*This preview shows
page 1. Sign up
to
view the full content.*

**Unformatted text preview: **ed, while those with positive total energy are lost from
the system. The corresponding trapped electron density, given
R
by nh ¼ W<0 fe ðx; pÞdp, is included in the Poisson equation
and the analytical solutions are determined (Lontano and
Passoni, 2006; Passoni and Lontano, 2008; Passoni,
Bertagna, and Zani, 2010b). As a general feature, the potential, the electrostatic ﬁeld, and the electron density distributions go to zero at a ﬁnite position xf of the order of several
hot Debye lengths.
If both electron populations, hot and cold, are considered,
it is possible to ﬁnd an implicit analytical solution of Eq. (19)
both inside the target and in the vacuum region. Using
a two-temperature Boltzmann relation to describe the electron density, that is, ne ¼ n0h expðe=Th Þ þ n0c expðe=Tc Þ,
the electric ﬁeld proﬁle turns out to be governed by the
parameters a n0c =n0h and b Tc =Th , as shown in
Fig. 15 (Passoni et al., 2004). The presence of the cold 766 Andrea Macchi, Marco Borghesi, and Matteo Passoni: Ion acceleration by superintense laser-plasma . . . 2. Plasma expansion into vacuum FIG. 15. Electric ﬁeld proﬁle in a sheath with two electron
temperatures. The ﬁeld is normalized to Th =eDh and is shown
for cold-to-hot electron temperature ratio b ¼ Tc =Th ¼ 0:01 and
for different values of the pressure ratio ab ¼ p0c =p0h ¼ 1
(dotted line), ab ¼ 10 (dashed line), and ab ¼ 100 (solid line).

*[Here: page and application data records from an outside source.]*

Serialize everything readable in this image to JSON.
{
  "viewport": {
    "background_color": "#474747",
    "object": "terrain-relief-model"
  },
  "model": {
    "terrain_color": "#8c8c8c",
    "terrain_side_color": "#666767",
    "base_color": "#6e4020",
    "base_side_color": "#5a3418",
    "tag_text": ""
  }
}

The x coordinate is normalized to the cold electron Debye length
Dc corresponding to ab ¼ 10. From Passoni et al., 2004. electron population strongly affects the spatial proﬁles of the
ﬁeld, which drops almost exponentially inside the target over
a few cold electron Debye lengths. An estimate of Tc , as
determined by the Ohmic heating produced by the return
current (see Sec. II.B.3), is required. A simple analytical
model of the process has been proposed (Davies, 2003;
Passoni et al., 2004), to which we refer for further details
and results.
The quasistatic approach allows one to draw several general properties of the accelerating TNSA ﬁeld. The spatial
proﬁle is characterized by very steep gradients, with the ﬁeld
peaking at the target surface and decaying typically over a
few m distance. The most energetic ions, accelerated in the
region of maximum ﬁeld, cross the sheath in a time shorter
than the typical time scale for plasma expansion, electron
cooling, and sheath evolution. As a consequence the static
approximation will be more accurate for the faster ions.
Assuming a time-independent ﬁeld also requires the electron
cloud to not be affected by the ions ﬂowing through it, which
implies a number of accelerated ions much smaller than that
of the hot electrons, Ni ( Ne . A quasistatic model not
requiring this assumption was proposed by Albright et al.
(2006) who included effects of the accelerated ion charge
on the electric ﬁeld by modeling the layer of light ions
(having areal charge density QL ) as a surfac...

View
Full
Document